Post-doc in de Crecy-Lagard lab finds novel modification system in DNA

Source: Peter C. Dedon, MIT

A graphic representation of how the genomic and bioanalytical techniques were complementary to each other to discovering the novel DNA modification in bacteria. Source: Peter C. Dedon, MIT

A modification system previously thought only to exist in RNA has been found to also exist in the DNA of some bacteria.

The discovery was made by research teams managed by Valérie de Crécy–Lagard, a UFGI faculty member and professor in the UF department of microbiology and cell science, and of Peter Dedon, of the department of biological engineering at MIT. The results were published online February 29 by Proceedings of the National Academy of Sciences.

The work started with the identification of clusters containing genes thought to insert queuosine in tRNA next to DNA metabolism genes within certain bacterial genomes, said Jennifer Thiaville, a post-doc in the de Crécy–Lagard lab, and first author on the paper.

Queuosine is one example of a common tRNA modification.

Through collaboration with the Dedon lab at MIT, they found structures in the bacterium’s DNA similar to those associated with the synthesis of queuosine.

“Basically we predicted that there was a queuosine-like derivative in the DNA,” Thiaville said. “The genes are in very diverse bacteria, but it’s not very widespread.”

The research group examined 12,000 bacterial genomes, and found about 130 instances of genes predicted to encode the unusual modification.

Thiaville is not sure what the role of the modification is in all the organisms.

The most compelling theory is that it plays a part in defense.

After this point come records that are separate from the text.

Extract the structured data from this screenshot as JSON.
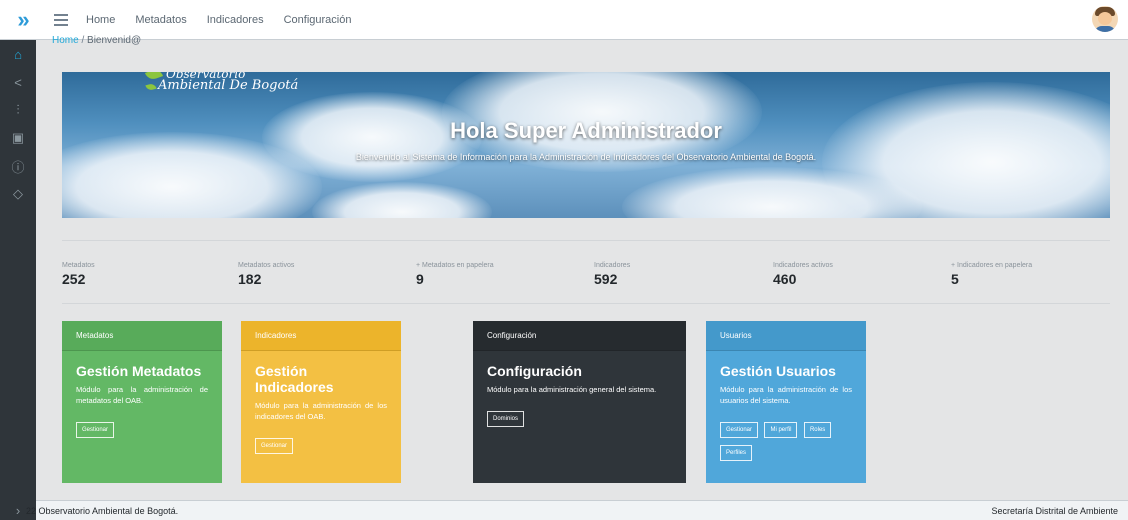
{
  "header": {
    "nav": [
      "Home",
      "Metadatos",
      "Indicadores",
      "Configuración"
    ]
  },
  "sidebar": {
    "icons": [
      "home-icon",
      "share-icon",
      "sliders-icon",
      "clipboard-icon",
      "info-icon",
      "tag-icon"
    ]
  },
  "breadcrumb": {
    "home": "Home",
    "separator": "/",
    "current": "Bienvenid@"
  },
  "hero": {
    "logo_line1": "Observatorio",
    "logo_line2": "Ambiental De Bogotá",
    "title": "Hola Super Administrador",
    "subtitle": "Bienvenido al Sistema de Información para la Administración de Indicadores del Observatorio Ambiental de Bogotá."
  },
  "stats": [
    {
      "label": "Metadatos",
      "value": "252"
    },
    {
      "label": "Metadatos activos",
      "value": "182"
    },
    {
      "label": "+ Metadatos en papelera",
      "value": "9"
    },
    {
      "label": "Indicadores",
      "value": "592"
    },
    {
      "label": "Indicadores activos",
      "value": "460"
    },
    {
      "label": "+ Indicadores en papelera",
      "value": "5"
    }
  ],
  "cards": {
    "metadatos": {
      "header": "Metadatos",
      "title": "Gestión Metadatos",
      "desc": "Módulo para la administración de metadatos del OAB.",
      "buttons": [
        "Gestionar"
      ]
    },
    "indicadores": {
      "header": "Indicadores",
      "title": "Gestión Indicadores",
      "desc": "Módulo para la administración de los indicadores del OAB.",
      "buttons": [
        "Gestionar"
      ]
    },
    "configuracion": {
      "header": "Configuración",
      "title": "Configuración",
      "desc": "Módulo para la administración general del sistema.",
      "buttons": [
        "Dominios"
      ]
    },
    "usuarios": {
      "header": "Usuarios",
      "title": "Gestión Usuarios",
      "desc": "Módulo para la administración de los usuarios del sistema.",
      "buttons": [
        "Gestionar",
        "Mi perfil",
        "Roles",
        "Perfiles"
      ]
    }
  },
  "colors": {
    "green": "#63b865",
    "yellow": "#f3c043",
    "dark": "#2f353a",
    "blue": "#50a7da",
    "accent": "#20a8d8"
  },
  "footer": {
    "left": "22 Observatorio Ambiental de Bogotá.",
    "right": "Secretaría Distrital de Ambiente"
  }
}
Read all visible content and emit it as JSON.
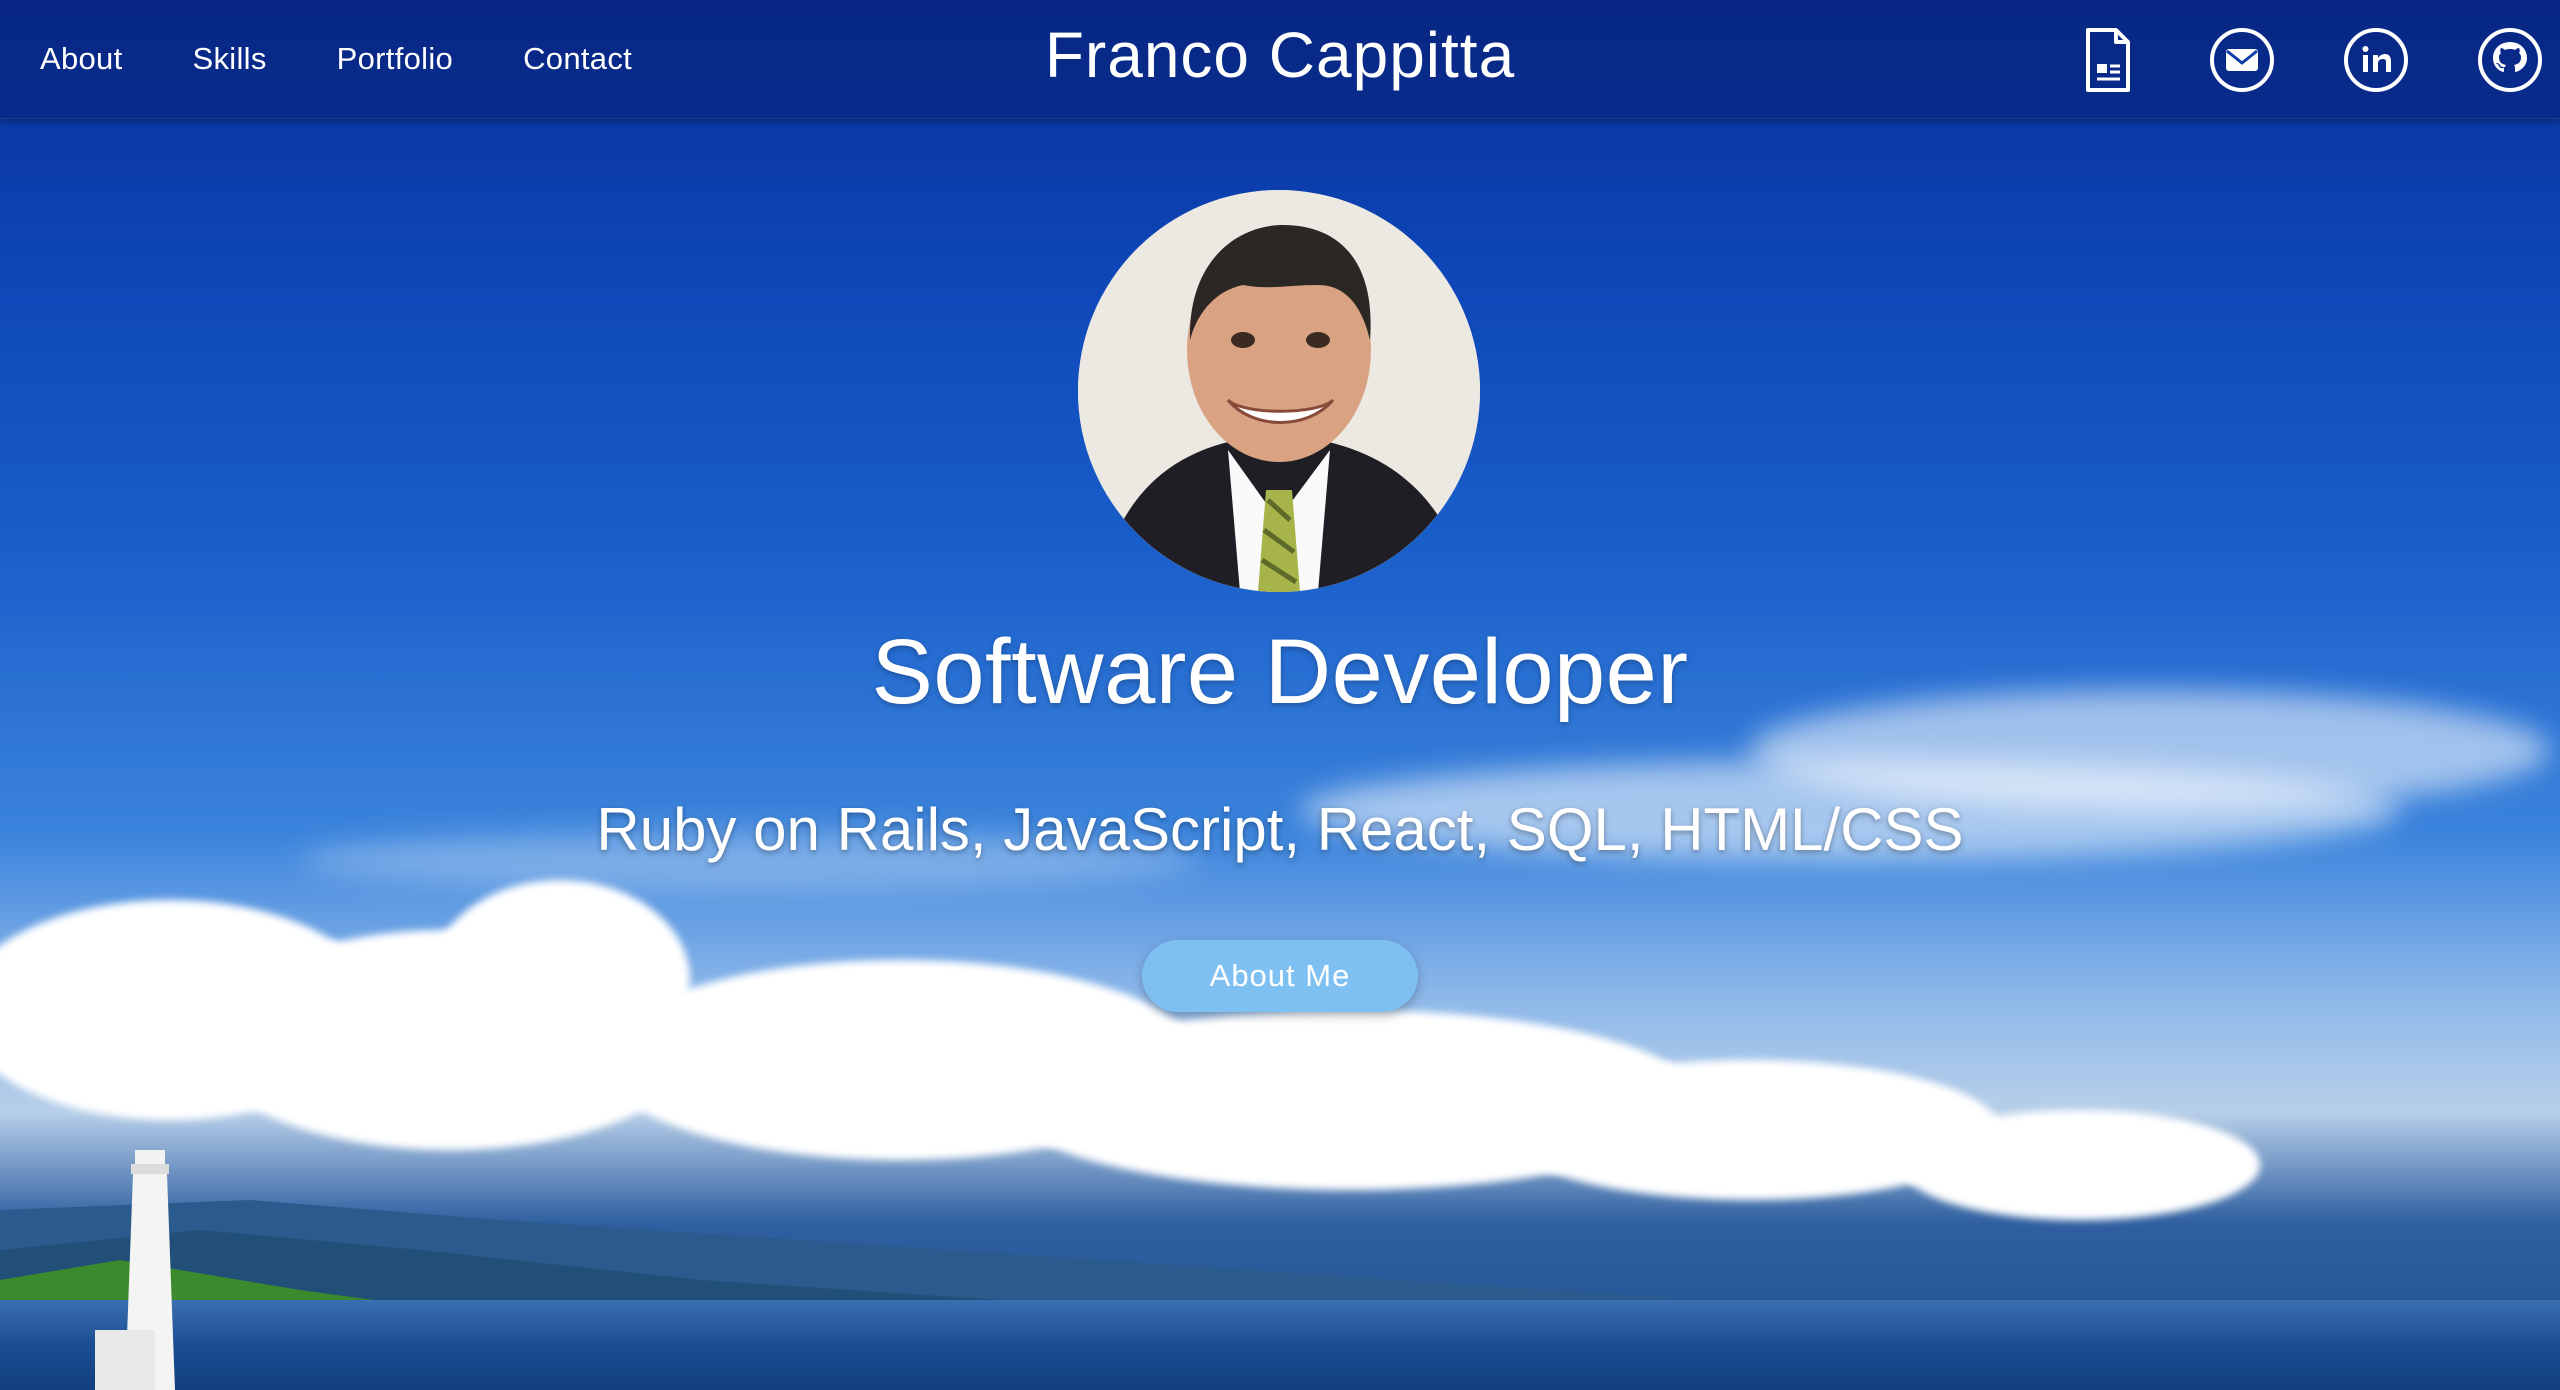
{
  "nav": {
    "links": [
      "About",
      "Skills",
      "Portfolio",
      "Contact"
    ],
    "brand": "Franco Cappitta",
    "icons": [
      "resume-icon",
      "email-icon",
      "linkedin-icon",
      "github-icon"
    ]
  },
  "hero": {
    "title": "Software Developer",
    "subtitle": "Ruby on Rails, JavaScript, React, SQL, HTML/CSS",
    "button_label": "About Me"
  },
  "colors": {
    "sky_top": "#0a2f93",
    "button": "#7ec0f2",
    "text": "#ffffff"
  }
}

Bacteriophages are viruses that infect bacteria. In order to defend themselves, bacteria often encode restriction-modification systems to mark their own DNA, and cleave and eliminate the foreign DNA that is not marked.

“And we think it is another type of defense, but a bigger picture is that there’s probably more complex DNA modifications that exist that we have yet to discover,” Thiaville said. “This modification is more complex than most of the modifications that are known.” 

In addition to uncovering further unknown DNA modifications, de Crécy–Lagard said their next step is to identify which nucleases recognize and cleave the unmarked DNA.

The strength of the project was its multidisciplinary team, said de Crécy–Lagard. In addition to contributions from MIT, they also collaborated with researchers from Russia, who sent them the phage used in the study.

Correction: The headline originally misidentified the novel modification system as having been found in RNA. It is actually found in DNA.